The benefits of forest bathing go beyond the obvious. As explained in the film, “Call of the Forest,” trees have medicinal properties. For example, limonene, produced by trees, is an anticancer compound used in chemotherapy.
Linolenic acids aid brain functioning and pinenes have antibiotic properties. Inhaling these and other compounds emitted by trees can provide a mildly narcotic effect while boosting immune function and relaxing your body. The soil of the forest also has healing powers, including soil bacteria shown to improve mood, so don’t be afraid to get your hands dirty.
The Dutch word “uitwaaien” is a similar term, but refers more specifically to spending time outdoors in “wild, windy weather.” According to The Guardian:25

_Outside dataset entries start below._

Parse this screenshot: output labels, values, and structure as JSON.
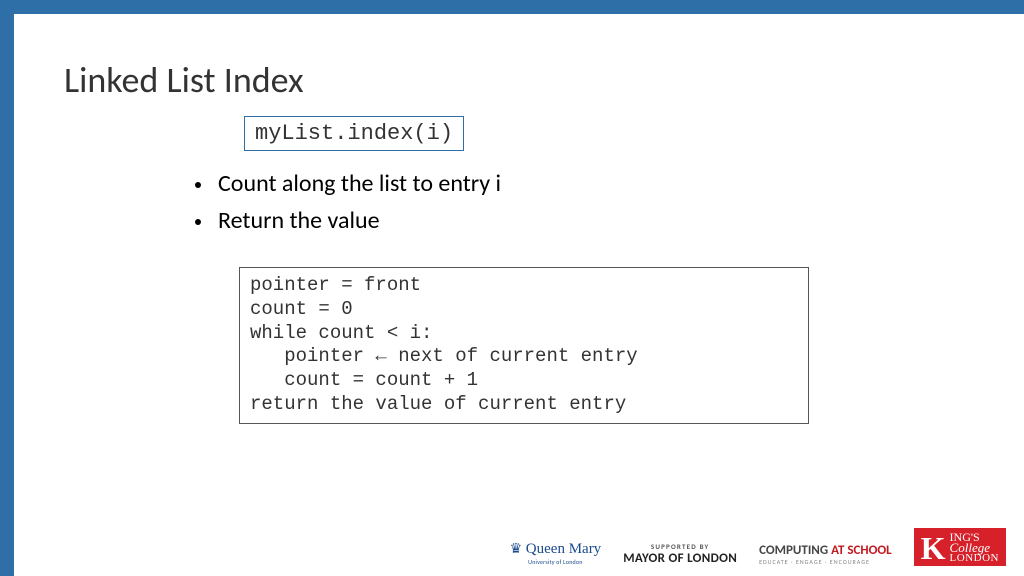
{
  "title": "Linked List Index",
  "inline_code": "myList.index(i)",
  "bullets": [
    "Count along the list to entry i",
    "Return the value"
  ],
  "code": "pointer = front\ncount = 0\nwhile count < i:\n   pointer ← next of current entry\n   count = count + 1\nreturn the value of current entry",
  "footer": {
    "qm": {
      "crown": "♛",
      "text": "Queen Mary",
      "sub": "University of London"
    },
    "mol": {
      "supported": "SUPPORTED BY",
      "main": "MAYOR OF LONDON"
    },
    "cas": {
      "main1": "COMPUTING ",
      "main2": "AT SCHOOL",
      "sub": "EDUCATE · ENGAGE · ENCOURAGE"
    },
    "kcl": {
      "k": "K",
      "ings": "ING'S",
      "college": "College",
      "london": "LONDON"
    }
  }
}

“By replacing ‘bad air’ with ‘good air,’ it is believed to leave you feeling clear-headed and refreshed. ‘It feels exhilarating — wind is distracting, so it’s sort of meditative, in the sense you cannot think about anything else,’ says [Global Wellness Institute research director, Beth] McGroarty.”
Without doubt, spending more time in nature is one of the simplest ways to improve your general well-being and emotional health.
A massive study26 involving data from more than 140 trials and 290 million people revealed exposure to greenspace — defined as open, undeveloped land with natural vegetation — led to significant reductions in diastolic blood pressure, salivary cortisol (a physiological marker of stress) and heart rate, along with significant decreases in Type 2 diabetes and mortality from all causes and those specifically related to the heart.